WHAT IS NEEDED -> Once you have read the records, write them out again exactly.

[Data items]
──────────

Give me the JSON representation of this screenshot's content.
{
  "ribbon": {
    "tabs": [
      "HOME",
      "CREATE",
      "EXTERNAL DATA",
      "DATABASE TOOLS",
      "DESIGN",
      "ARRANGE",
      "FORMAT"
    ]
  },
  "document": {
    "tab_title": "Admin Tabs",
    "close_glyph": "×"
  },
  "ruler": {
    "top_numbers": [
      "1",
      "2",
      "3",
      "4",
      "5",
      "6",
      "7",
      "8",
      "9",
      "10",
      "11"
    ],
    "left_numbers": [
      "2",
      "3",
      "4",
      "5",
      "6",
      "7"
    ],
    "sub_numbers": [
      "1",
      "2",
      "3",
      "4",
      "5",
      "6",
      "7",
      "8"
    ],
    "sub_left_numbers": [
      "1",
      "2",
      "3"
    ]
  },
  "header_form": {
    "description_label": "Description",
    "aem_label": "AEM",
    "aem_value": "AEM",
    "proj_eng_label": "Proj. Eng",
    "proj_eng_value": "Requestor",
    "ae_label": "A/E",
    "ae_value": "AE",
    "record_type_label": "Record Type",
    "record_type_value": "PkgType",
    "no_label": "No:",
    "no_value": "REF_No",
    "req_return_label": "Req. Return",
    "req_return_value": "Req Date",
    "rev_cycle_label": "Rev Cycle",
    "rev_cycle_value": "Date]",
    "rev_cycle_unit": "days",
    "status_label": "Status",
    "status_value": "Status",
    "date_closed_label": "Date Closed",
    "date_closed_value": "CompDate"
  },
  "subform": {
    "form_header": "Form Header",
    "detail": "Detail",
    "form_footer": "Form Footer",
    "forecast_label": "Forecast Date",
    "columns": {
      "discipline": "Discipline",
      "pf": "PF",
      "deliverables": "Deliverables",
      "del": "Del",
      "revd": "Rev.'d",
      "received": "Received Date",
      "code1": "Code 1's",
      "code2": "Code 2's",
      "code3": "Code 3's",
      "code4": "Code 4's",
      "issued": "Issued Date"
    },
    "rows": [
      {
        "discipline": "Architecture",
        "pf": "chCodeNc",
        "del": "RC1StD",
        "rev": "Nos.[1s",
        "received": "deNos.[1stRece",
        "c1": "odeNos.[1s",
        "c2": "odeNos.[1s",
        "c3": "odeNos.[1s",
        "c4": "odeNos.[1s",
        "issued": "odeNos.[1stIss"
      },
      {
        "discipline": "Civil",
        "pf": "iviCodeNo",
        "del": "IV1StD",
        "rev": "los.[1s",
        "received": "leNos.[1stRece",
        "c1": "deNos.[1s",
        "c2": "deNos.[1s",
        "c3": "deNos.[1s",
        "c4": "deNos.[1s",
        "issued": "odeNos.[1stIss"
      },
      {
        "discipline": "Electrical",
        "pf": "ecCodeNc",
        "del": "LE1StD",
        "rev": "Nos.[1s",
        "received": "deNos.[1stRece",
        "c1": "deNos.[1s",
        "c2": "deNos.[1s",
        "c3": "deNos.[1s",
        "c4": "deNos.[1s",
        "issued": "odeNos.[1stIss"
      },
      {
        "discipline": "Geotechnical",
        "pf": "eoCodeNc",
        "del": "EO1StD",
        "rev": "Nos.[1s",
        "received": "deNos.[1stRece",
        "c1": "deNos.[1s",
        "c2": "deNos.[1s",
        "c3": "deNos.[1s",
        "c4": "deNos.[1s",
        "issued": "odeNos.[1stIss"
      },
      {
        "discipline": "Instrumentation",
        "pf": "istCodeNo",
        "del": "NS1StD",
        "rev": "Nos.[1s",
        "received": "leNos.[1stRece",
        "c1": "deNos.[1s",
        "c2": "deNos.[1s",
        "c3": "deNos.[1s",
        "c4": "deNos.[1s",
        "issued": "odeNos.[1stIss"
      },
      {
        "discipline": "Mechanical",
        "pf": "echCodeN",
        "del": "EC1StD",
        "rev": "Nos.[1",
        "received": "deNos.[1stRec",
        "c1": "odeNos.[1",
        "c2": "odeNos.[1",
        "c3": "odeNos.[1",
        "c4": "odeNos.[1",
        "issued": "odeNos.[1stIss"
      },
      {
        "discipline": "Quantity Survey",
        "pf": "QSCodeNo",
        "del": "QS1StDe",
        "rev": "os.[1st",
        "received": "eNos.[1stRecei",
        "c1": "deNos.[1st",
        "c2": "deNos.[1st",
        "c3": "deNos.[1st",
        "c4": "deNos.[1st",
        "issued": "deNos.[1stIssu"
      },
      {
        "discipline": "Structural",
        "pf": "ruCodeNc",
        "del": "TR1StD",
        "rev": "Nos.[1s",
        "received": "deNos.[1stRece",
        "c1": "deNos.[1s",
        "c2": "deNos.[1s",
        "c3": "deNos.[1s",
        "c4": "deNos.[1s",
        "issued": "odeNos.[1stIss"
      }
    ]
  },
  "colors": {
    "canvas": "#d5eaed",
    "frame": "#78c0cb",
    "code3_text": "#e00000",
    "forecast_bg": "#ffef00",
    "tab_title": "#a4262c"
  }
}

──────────

RESPONSE TO THIS EXERCISE ->
Give me the JSON representation of this screenshot's content.
{
  "ribbon": {
    "tabs": [
      "HOME",
      "CREATE",
      "EXTERNAL DATA",
      "DATABASE TOOLS",
      "DESIGN",
      "ARRANGE",
      "FORMAT"
    ]
  },
  "document": {
    "tab_title": "Admin Tabs",
    "close_glyph": "×"
  },
  "ruler": {
    "top_numbers": [
      "1",
      "2",
      "3",
      "4",
      "5",
      "6",
      "7",
      "8",
      "9",
      "10",
      "11"
    ],
    "left_numbers": [
      "2",
      "3",
      "4",
      "5",
      "6",
      "7"
    ],
    "sub_numbers": [
      "1",
      "2",
      "3",
      "4",
      "5",
      "6",
      "7",
      "8"
    ],
    "sub_left_numbers": [
      "1",
      "2",
      "3"
    ]
  },
  "header_form": {
    "description_label": "Description",
    "aem_label": "AEM",
    "aem_value": "AEM",
    "proj_eng_label": "Proj. Eng",
    "proj_eng_value": "Requestor",
    "ae_label": "A/E",
    "ae_value": "AE",
    "record_type_label": "Record Type",
    "record_type_value": "PkgType",
    "no_label": "No:",
    "no_value": "REF_No",
    "req_return_label": "Req. Return",
    "req_return_value": "Req Date",
    "rev_cycle_label": "Rev Cycle",
    "rev_cycle_value": "Date]",
    "rev_cycle_unit": "days",
    "status_label": "Status",
    "status_value": "Status",
    "date_closed_label": "Date Closed",
    "date_closed_value": "CompDate"
  },
  "subform": {
    "form_header": "Form Header",
    "detail": "Detail",
    "form_footer": "Form Footer",
    "forecast_label": "Forecast Date",
    "columns": {
      "discipline": "Discipline",
      "pf": "PF",
      "deliverables": "Deliverables",
      "del": "Del",
      "revd": "Rev.'d",
      "received": "Received Date",
      "code1": "Code 1's",
      "code2": "Code 2's",
      "code3": "Code 3's",
      "code4": "Code 4's",
      "issued": "Issued Date"
    },
    "rows": [
      {
        "discipline": "Architecture",
        "pf": "chCodeNc",
        "del": "RC1StD",
        "rev": "Nos.[1s",
        "received": "deNos.[1stRece",
        "c1": "odeNos.[1s",
        "c2": "odeNos.[1s",
        "c3": "odeNos.[1s",
        "c4": "odeNos.[1s",
        "issued": "odeNos.[1stIss"
      },
      {
        "discipline": "Civil",
        "pf": "iviCodeNo",
        "del": "IV1StD",
        "rev": "los.[1s",
        "received": "leNos.[1stRece",
        "c1": "deNos.[1s",
        "c2": "deNos.[1s",
        "c3": "deNos.[1s",
        "c4": "deNos.[1s",
        "issued": "odeNos.[1stIss"
      },
      {
        "discipline": "Electrical",
        "pf": "ecCodeNc",
        "del": "LE1StD",
        "rev": "Nos.[1s",
        "received": "deNos.[1stRece",
        "c1": "deNos.[1s",
        "c2": "deNos.[1s",
        "c3": "deNos.[1s",
        "c4": "deNos.[1s",
        "issued": "odeNos.[1stIss"
      },
      {
        "discipline": "Geotechnical",
        "pf": "eoCodeNc",
        "del": "EO1StD",
        "rev": "Nos.[1s",
        "received": "deNos.[1stRece",
        "c1": "deNos.[1s",
        "c2": "deNos.[1s",
        "c3": "deNos.[1s",
        "c4": "deNos.[1s",
        "issued": "odeNos.[1stIss"
      },
      {
        "discipline": "Instrumentation",
        "pf": "istCodeNo",
        "del": "NS1StD",
        "rev": "Nos.[1s",
        "received": "leNos.[1stRece",
        "c1": "deNos.[1s",
        "c2": "deNos.[1s",
        "c3": "deNos.[1s",
        "c4": "deNos.[1s",
        "issued": "odeNos.[1stIss"
      },
      {
        "discipline": "Mechanical",
        "pf": "echCodeN",
        "del": "EC1StD",
        "rev": "Nos.[1",
        "received": "deNos.[1stRec",
        "c1": "odeNos.[1",
        "c2": "odeNos.[1",
        "c3": "odeNos.[1",
        "c4": "odeNos.[1",
        "issued": "odeNos.[1stIss"
      },
      {
        "discipline": "Quantity Survey",
        "pf": "QSCodeNo",
        "del": "QS1StDe",
        "rev": "os.[1st",
        "received": "eNos.[1stRecei",
        "c1": "deNos.[1st",
        "c2": "deNos.[1st",
        "c3": "deNos.[1st",
        "c4": "deNos.[1st",
        "issued": "deNos.[1stIssu"
      },
      {
        "discipline": "Structural",
        "pf": "ruCodeNc",
        "del": "TR1StD",
        "rev": "Nos.[1s",
        "received": "deNos.[1stRece",
        "c1": "deNos.[1s",
        "c2": "deNos.[1s",
        "c3": "deNos.[1s",
        "c4": "deNos.[1s",
        "issued": "odeNos.[1stIss"
      }
    ]
  },
  "colors": {
    "canvas": "#d5eaed",
    "frame": "#78c0cb",
    "code3_text": "#e00000",
    "forecast_bg": "#ffef00",
    "tab_title": "#a4262c"
  }
}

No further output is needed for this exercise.